Photos can be produced in unlimited numbers and the general public is very aware of how easy it is to get a photo reprinted. In comparison, an oil painting or watercolour is perceived as being a one-off and therefore of more value. To create a similar value, many photographers are selling their images in limited editions.

Limited editions vary from 9 or 15 to the more general 100 or 200, right up to 1000 and 2000. The higher the edition number, the less relevant the 'limit' is.

Some photographers and artists have several limited editions for each image - an edition of 10 for a big print, an edition of 100 for a small print, and an edition of another 100 if they sell the first two. It's okay to have different editions for different print sizes, as long as you do this at the start. It is not okay to extend an edition into other sizes if you're lucky enough to sell out of your first edition.
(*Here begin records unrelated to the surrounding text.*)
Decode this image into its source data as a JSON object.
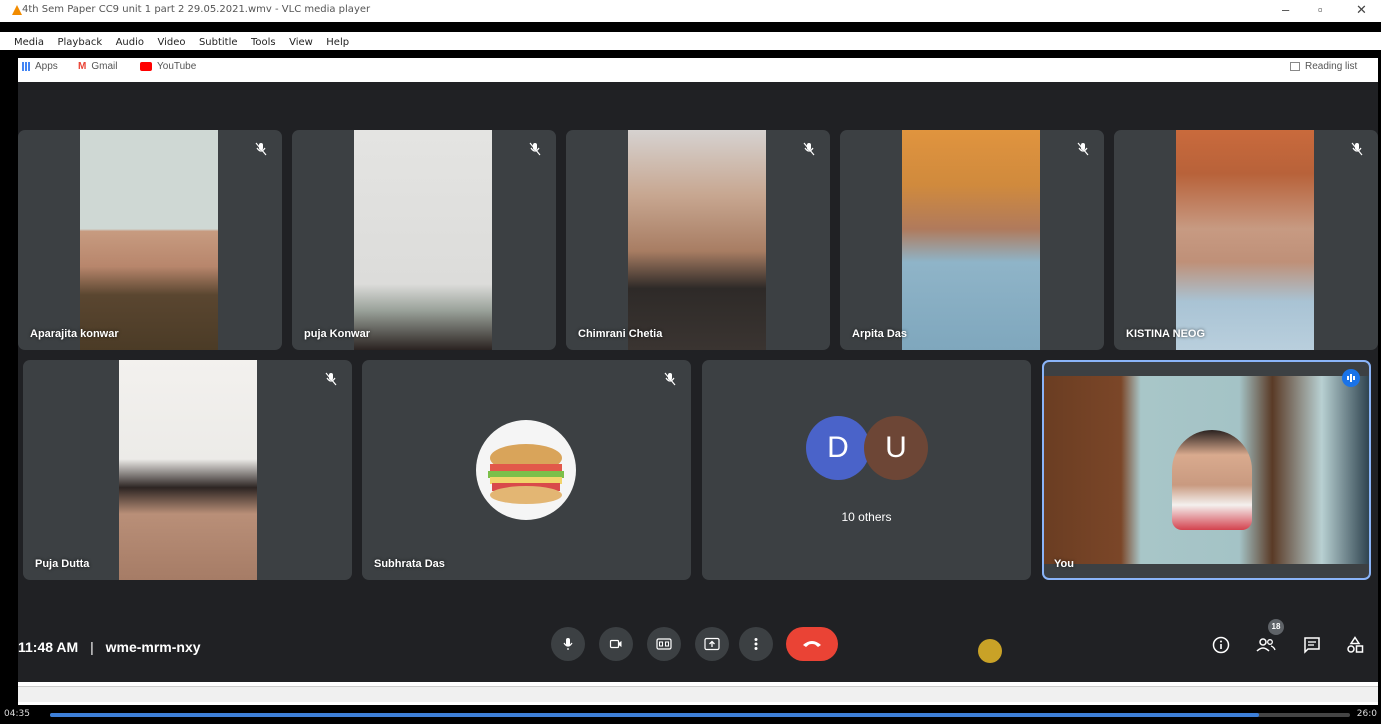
{
  "vlc": {
    "title": "4th Sem Paper CC9 unit 1 part 2 29.05.2021.wmv - VLC media player",
    "menu": [
      "Media",
      "Playback",
      "Audio",
      "Video",
      "Subtitle",
      "Tools",
      "View",
      "Help"
    ],
    "time_elapsed": "04:35",
    "time_total": "26:0",
    "progress": 0.93
  },
  "bookmarks": {
    "apps": "Apps",
    "gmail": "Gmail",
    "youtube": "YouTube",
    "reading_list": "Reading list"
  },
  "participants": [
    {
      "name": "Aparajita konwar",
      "muted": true
    },
    {
      "name": "puja Konwar",
      "muted": true
    },
    {
      "name": "Chimrani Chetia",
      "muted": true
    },
    {
      "name": "Arpita Das",
      "muted": true
    },
    {
      "name": "KISTINA NEOG",
      "muted": true
    },
    {
      "name": "Puja Dutta",
      "muted": true
    },
    {
      "name": "Subhrata Das",
      "muted": true
    }
  ],
  "others": {
    "avatar1": "D",
    "avatar2": "U",
    "label": "10 others",
    "avatar1_color": "#4a63c9",
    "avatar2_color": "#6d4636"
  },
  "self": {
    "name": "You"
  },
  "meeting": {
    "time": "11:48 AM",
    "separator": "|",
    "code": "wme-mrm-nxy",
    "participant_count": "18"
  },
  "colors": {
    "background": "#202124",
    "tile": "#3c4043",
    "end_call": "#ea4335",
    "speaking": "#1a73e8"
  }
}
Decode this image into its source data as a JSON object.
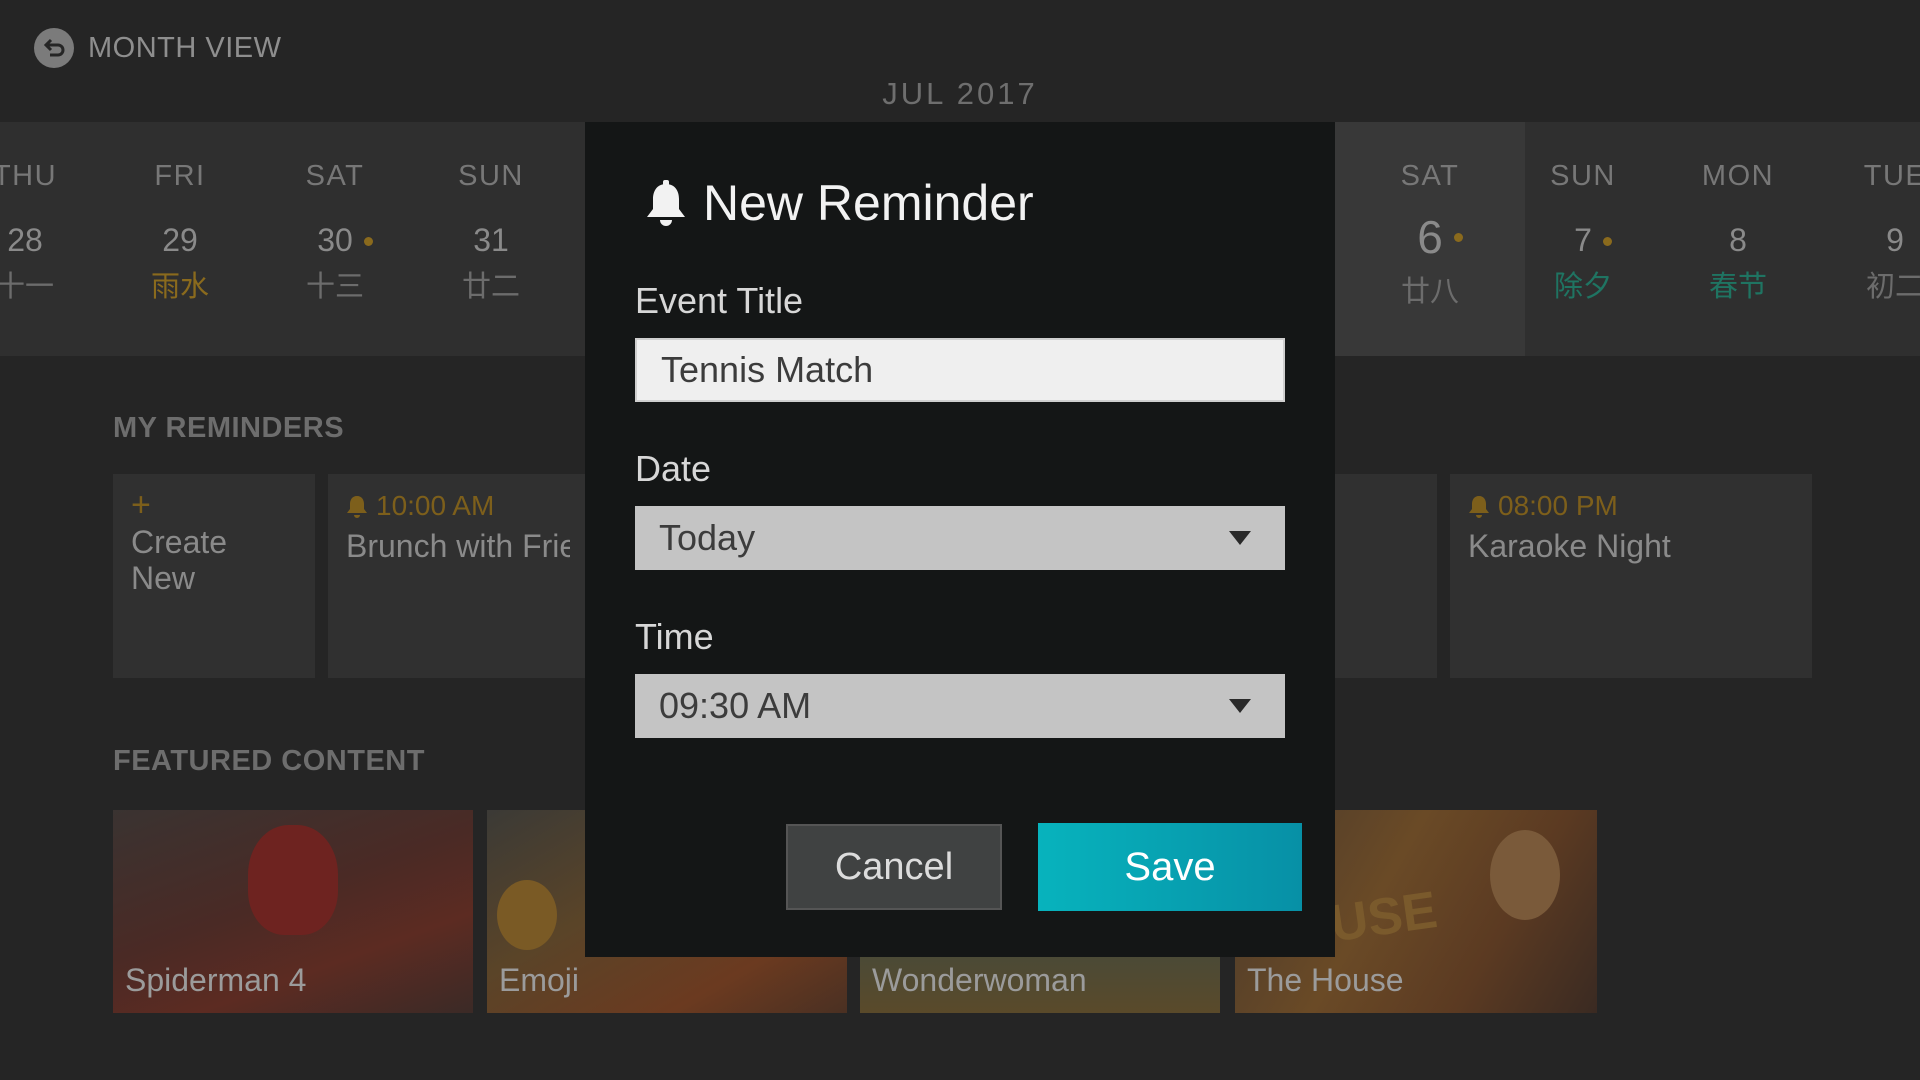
{
  "header": {
    "back_label": "MONTH VIEW",
    "month_title": "JUL 2017"
  },
  "calendar": {
    "days": [
      {
        "dow": "THU",
        "num": "28",
        "lunar": "十一",
        "dot": false,
        "lunar_style": "normal"
      },
      {
        "dow": "FRI",
        "num": "29",
        "lunar": "雨水",
        "dot": false,
        "lunar_style": "gold"
      },
      {
        "dow": "SAT",
        "num": "30",
        "lunar": "十三",
        "dot": true,
        "lunar_style": "normal"
      },
      {
        "dow": "SUN",
        "num": "31",
        "lunar": "廿二",
        "dot": false,
        "lunar_style": "normal"
      },
      {
        "dow": "SAT",
        "num": "6",
        "lunar": "廿八",
        "dot": true,
        "lunar_style": "normal",
        "selected": true
      },
      {
        "dow": "SUN",
        "num": "7",
        "lunar": "除夕",
        "dot": true,
        "lunar_style": "green"
      },
      {
        "dow": "MON",
        "num": "8",
        "lunar": "春节",
        "dot": false,
        "lunar_style": "green"
      },
      {
        "dow": "TUE",
        "num": "9",
        "lunar": "初二",
        "dot": false,
        "lunar_style": "normal"
      }
    ]
  },
  "reminders": {
    "section_title": "MY REMINDERS",
    "create": {
      "plus": "+",
      "label": "Create New"
    },
    "items": [
      {
        "time": "10:00 AM",
        "name": "Brunch with Frie"
      },
      {
        "time": "08:00 PM",
        "name": "Karaoke Night"
      }
    ]
  },
  "featured": {
    "section_title": "FEATURED CONTENT",
    "items": [
      {
        "title": "Spiderman 4"
      },
      {
        "title": "Emoji"
      },
      {
        "title": "Wonderwoman"
      },
      {
        "title": "The House"
      }
    ]
  },
  "dialog": {
    "title": "New Reminder",
    "icon": "bell-icon",
    "event_title_label": "Event Title",
    "event_title_value": "Tennis Match",
    "date_label": "Date",
    "date_value": "Today",
    "time_label": "Time",
    "time_value": "09:30 AM",
    "cancel_label": "Cancel",
    "save_label": "Save"
  },
  "colors": {
    "accent_gold": "#8a6a1d",
    "accent_green": "#1f7462",
    "save_button": "#07b3bd",
    "dialog_bg": "#141616"
  }
}
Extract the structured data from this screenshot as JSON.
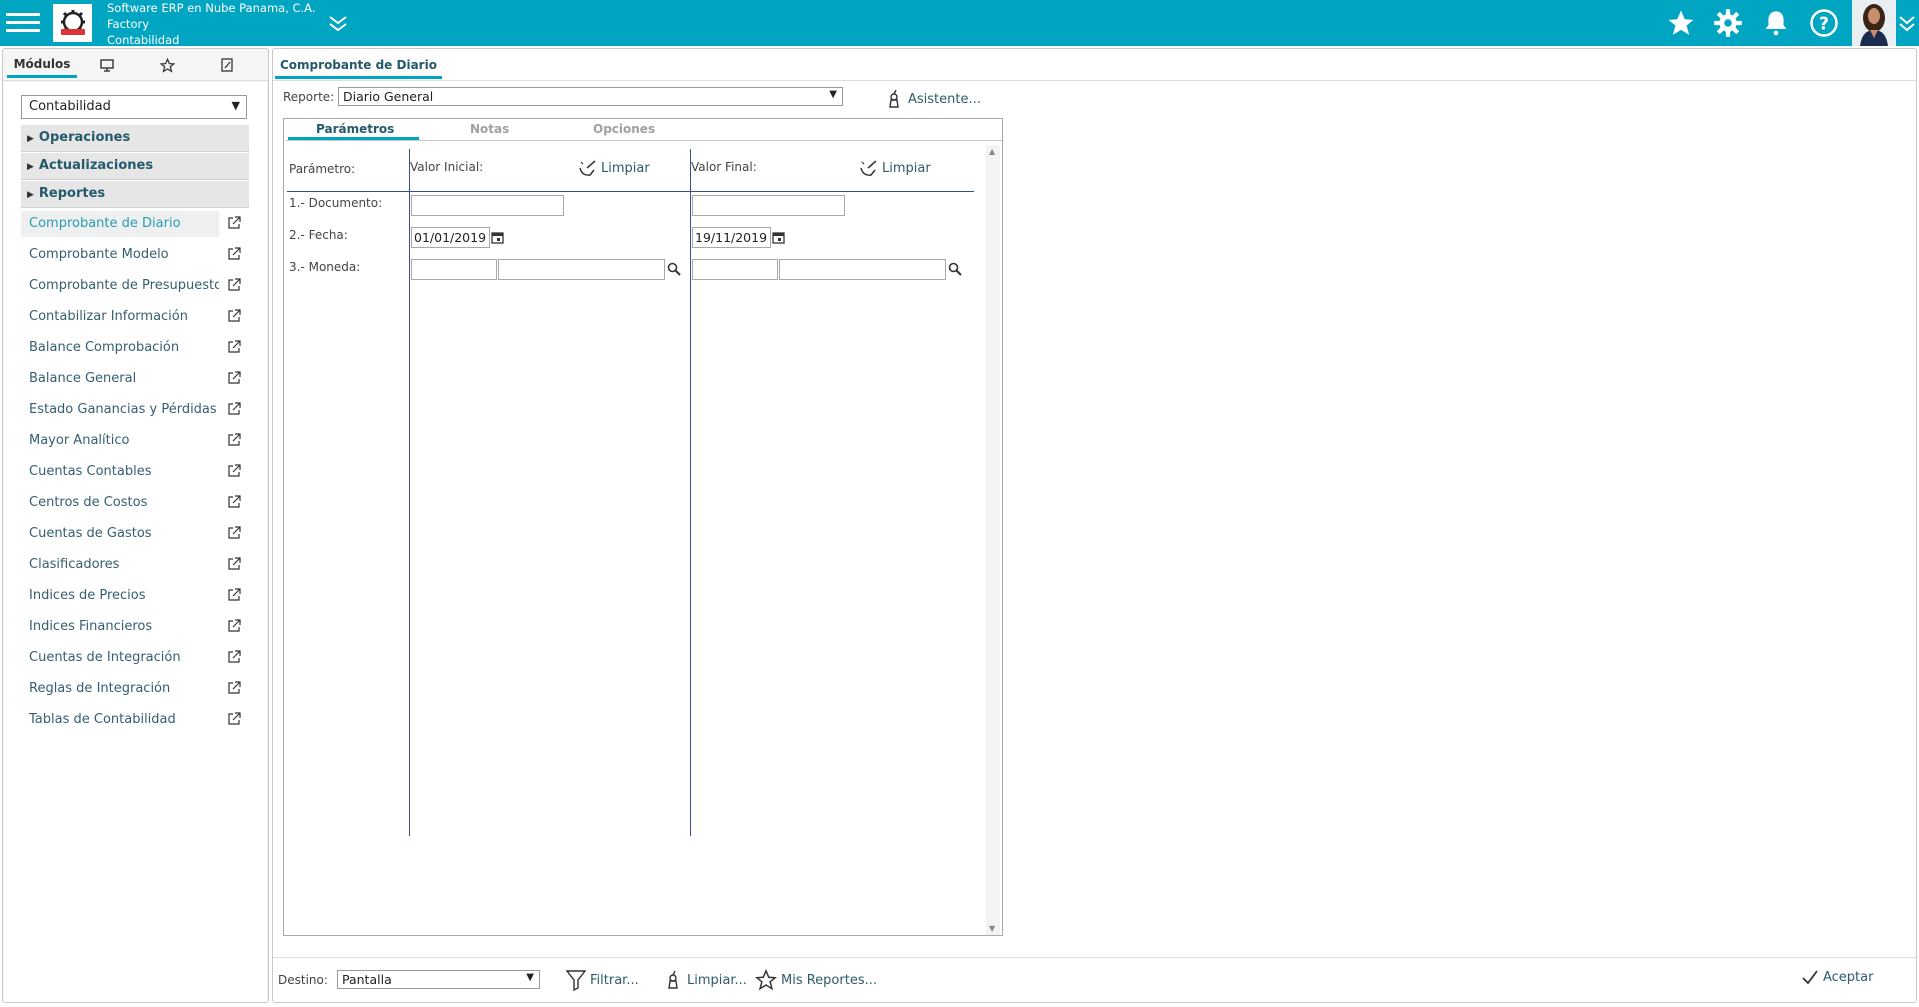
{
  "header": {
    "company_line1": "Software ERP en Nube Panama, C.A.",
    "company_line2": "Factory",
    "company_line3": "Contabilidad"
  },
  "left": {
    "tabs": {
      "modulos": "Módulos"
    },
    "module_selected": "Contabilidad",
    "sections": {
      "operaciones": "Operaciones",
      "actualizaciones": "Actualizaciones",
      "reportes": "Reportes"
    },
    "items": [
      "Comprobante de Diario",
      "Comprobante Modelo",
      "Comprobante de Presupuesto",
      "Contabilizar Información",
      "Balance Comprobación",
      "Balance General",
      "Estado Ganancias y Pérdidas",
      "Mayor Analítico",
      "Cuentas Contables",
      "Centros de Costos",
      "Cuentas de Gastos",
      "Clasificadores",
      "Indices de Precios",
      "Indices Financieros",
      "Cuentas de Integración",
      "Reglas de Integración",
      "Tablas de Contabilidad"
    ]
  },
  "main": {
    "tab_title": "Comprobante de Diario",
    "reporte_label": "Reporte:",
    "reporte_value": "Diario General",
    "asistente_label": "Asistente...",
    "param_tabs": {
      "parametros": "Parámetros",
      "notas": "Notas",
      "opciones": "Opciones"
    },
    "col_parametro": "Parámetro:",
    "col_valor_inicial": "Valor Inicial:",
    "col_valor_final": "Valor Final:",
    "limpiar": "Limpiar",
    "params": {
      "documento": "1.- Documento:",
      "fecha": "2.- Fecha:",
      "moneda": "3.- Moneda:"
    },
    "fecha_inicial": "01/01/2019",
    "fecha_final": "19/11/2019"
  },
  "footer": {
    "destino_label": "Destino:",
    "destino_value": "Pantalla",
    "filtrar": "Filtrar...",
    "limpiar": "Limpiar...",
    "mis_reportes": "Mis Reportes...",
    "aceptar": "Aceptar"
  },
  "colors": {
    "accent": "#00a5c2",
    "link": "#355f6f"
  }
}
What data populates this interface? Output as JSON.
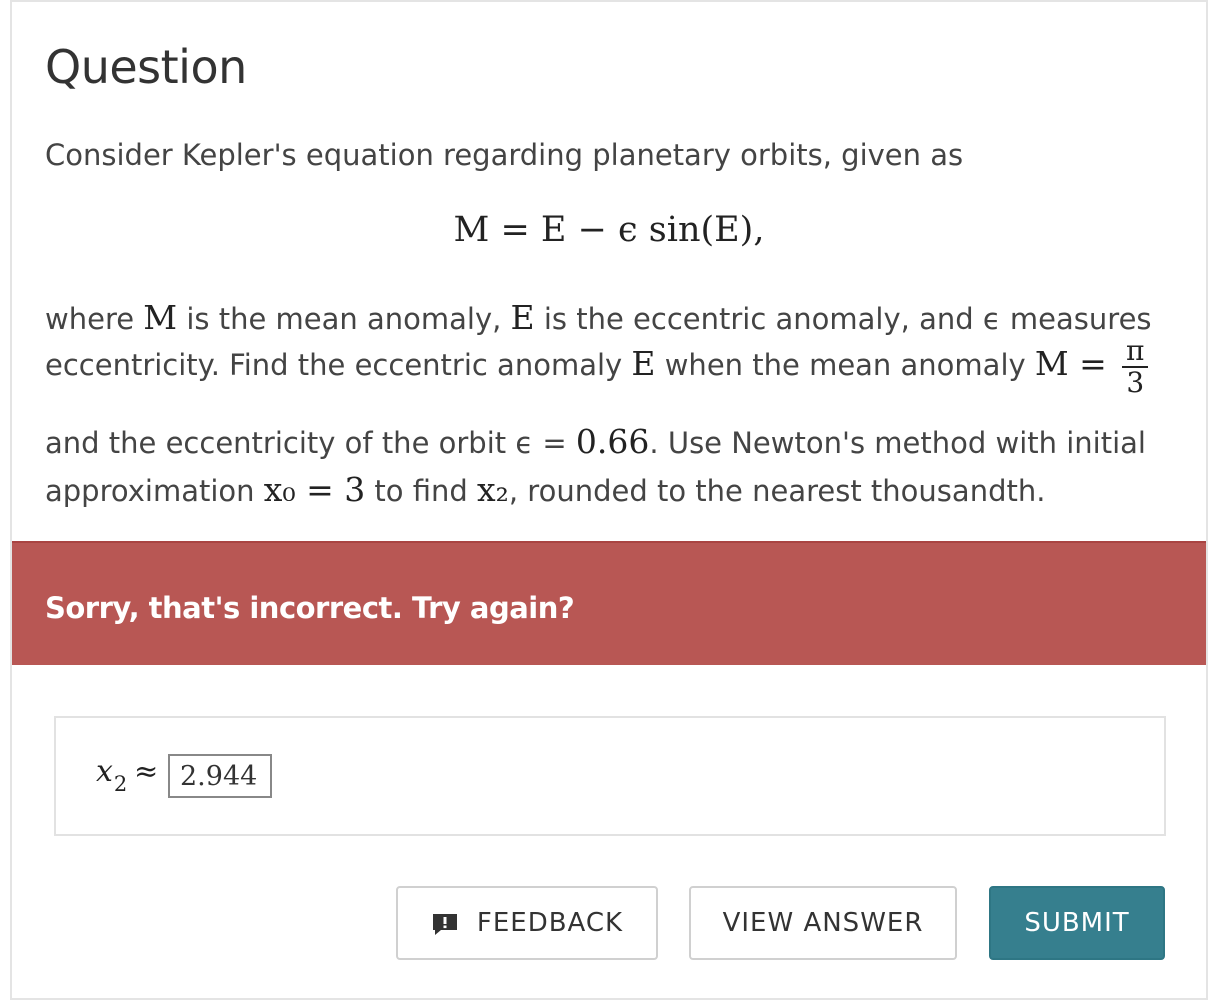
{
  "question": {
    "title": "Question",
    "intro": "Consider Kepler's equation regarding planetary orbits, given as",
    "equation": "M = E − ϵ sin(E),",
    "line1_a": "where",
    "line1_m": "M",
    "line1_b": "is the mean anomaly,",
    "line1_e": "E",
    "line1_c": "is the eccentric anomaly, and ϵ measures",
    "line2_a": "eccentricity. Find the eccentric anomaly",
    "line2_e": "E",
    "line2_b": "when the mean anomaly",
    "line2_m": "M =",
    "line2_num": "π",
    "line2_den": "3",
    "line3_a": "and the eccentricity of the orbit ϵ =",
    "line3_val": "0.66",
    "line3_b": ". Use Newton's method with initial",
    "line4_a": "approximation",
    "line4_x0": "x₀ = 3",
    "line4_b": "to find",
    "line4_x2": "x₂",
    "line4_c": ", rounded to the nearest thousandth."
  },
  "feedback": {
    "message": "Sorry, that's incorrect. Try again?",
    "color": "#b85754"
  },
  "answer": {
    "variable": "x",
    "subscript": "2",
    "relation": "≈",
    "value": "2.944"
  },
  "buttons": {
    "feedback_label": "FEEDBACK",
    "feedback_icon": "comment-exclamation-icon",
    "view_answer_label": "VIEW ANSWER",
    "submit_label": "SUBMIT",
    "submit_color": "#367f8e"
  }
}
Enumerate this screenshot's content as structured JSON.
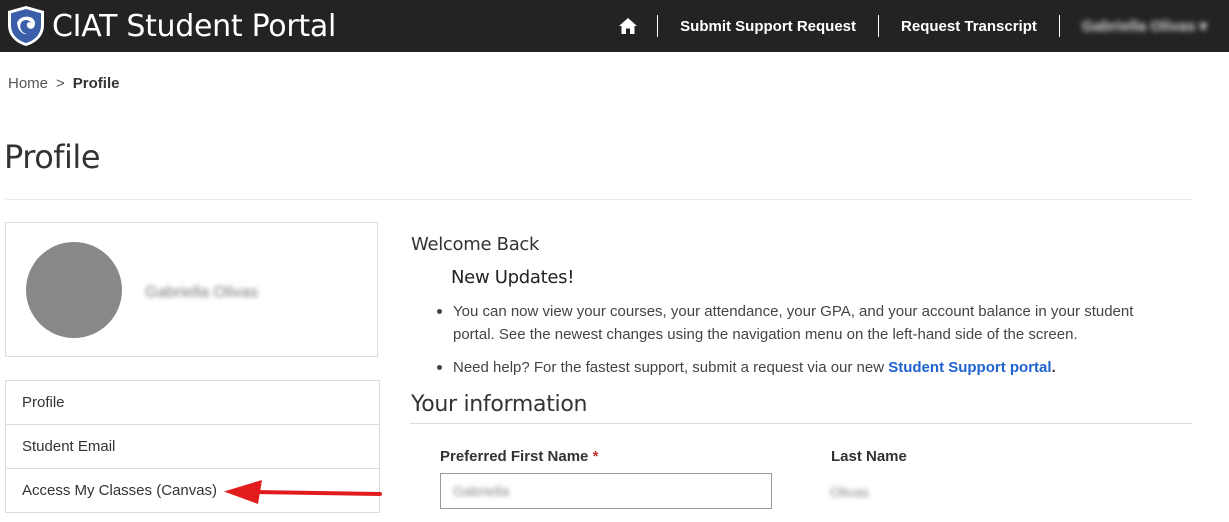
{
  "header": {
    "app_title": "CIAT Student Portal",
    "nav": {
      "home_icon": "home-icon",
      "submit_support": "Submit Support Request",
      "request_transcript": "Request Transcript",
      "user_name": "Gabriella Olivas",
      "user_caret": "▾"
    }
  },
  "breadcrumb": {
    "home": "Home",
    "separator": ">",
    "current": "Profile"
  },
  "page": {
    "title": "Profile"
  },
  "profile_card": {
    "name": "Gabriella Olivas"
  },
  "side_menu": {
    "items": [
      {
        "label": "Profile"
      },
      {
        "label": "Student Email"
      },
      {
        "label": "Access My Classes (Canvas)"
      }
    ]
  },
  "annotation": {
    "arrow_color": "#e21c1c"
  },
  "main": {
    "welcome": "Welcome Back",
    "updates_heading": "New Updates!",
    "updates": [
      {
        "text": "You can now view your courses, your attendance, your GPA, and your account balance in your student portal. See the newest changes using the navigation menu on the left-hand side of the screen."
      },
      {
        "text_before": "Need help? For the fastest support, submit a request via our new ",
        "link": "Student Support portal",
        "after": "."
      }
    ],
    "section_heading": "Your information",
    "fields": {
      "first_name_label": "Preferred First Name",
      "required_marker": "*",
      "first_name_value": "Gabriella",
      "last_name_label": "Last Name",
      "last_name_value": "Olivas"
    }
  },
  "colors": {
    "nav_bg": "#232323",
    "link": "#1f63d1",
    "avatar": "#888888",
    "required": "#c0392b"
  }
}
So, the prints are framed and the exhibition has been hung in the venue. Everything looks great, the floor has been swept and you're sitting at the gallery, waiting, waiting, waiting…

Exhibitions need publicity. If your gallery is in a busy shopping area, it still needs publicity.

More established galleries have a clientele and an on-going marketing program to ensure a thoroughfare of visitors. There's nothing like receiving an invitation to get you to a gallery - people like to be invited.

Most exhibitions have an opening night, but it is not essential. If you do, it is usual to arrange drinks and nibbles, plus you'll need someone to serve them. Family and friends can do a wonderful job, drinks can probably be delivered by a local pub and food by a caterer. Of course, the more you do yourself, the less it will cost because an opening night can significantly increase your exhibition budget.

I wrote a story about Stavros Pippos several years ago in Better Photography (Shades of Ochre). In it, Stavros described how he exhibited his work and while sales were good, he also sold a lot of books which he produced to coincide with the exhibition. He found that the many people who didn't want to spend $1000 on a print were happy to outlay $60 to $80 for a book. I have followed Stavros' advice myself and found it to work very well.

So how much should you charge for your prints? This is totally up to you, but you need to factor in not only the cost of the print and frame, but the gallery commission (or rent), and the cost of the frames you don't sell.

Let's take an example. Say you sell your print for $600. Deduct one third commission ($200) and the cost of the print and frame - say another $200. This leaves you with $200 'profit'. Let's say you have 12 prints and you sell six of them - a good result. The profit from the six you sell (6 x $200 = $1200) will pay for the prints and frames for the ones you didn't sell. And there is no allowance for your opening night expenses. So, good exposure, but no profit.

Let's put the price up to $900. Now you are making $400 profit per print, but you might only sell four of the 12 prints. That leaves you with $1600 to cover the $1600 it cost to make the eight prints that didn't sell. Again, no profit.

Now deduct the cost of your time sitting with the exhibition, not to mention taking the photos and preparing the prints. There are many ways to cut costs, but how photographers charging $400 to $600 a print can make it work in a gallery situation I don't know! Chances are they can't, so there must be something else in it for them.

There is. We all have to start somewhere, so the object when you begin exhibiting your work isn't to make a huge profit, rather to be 'collected' and purchased. Then, over time, you can build your profile and increase your prices to a profitable point.

In any event, exhibiting your work is a lot of fun and worthwhile doing at least once. Why not set yourself an exhibition as a project for next year - you'll be amazed how quickly the time passes!

This is an office-turned-gallery where Tania Niwa, David Oliver, Jo Felk and I exhibited in Neutral Bay many years ago. We tried small prints because a previous photographer had been very successful - unfortunately, we weren't so successful with this size, at least not in this area with this clientele. Also, the gallery was up a set of stairs, so we didn't have a lot of passing trade. Location, location, location and lots of marketing are essential.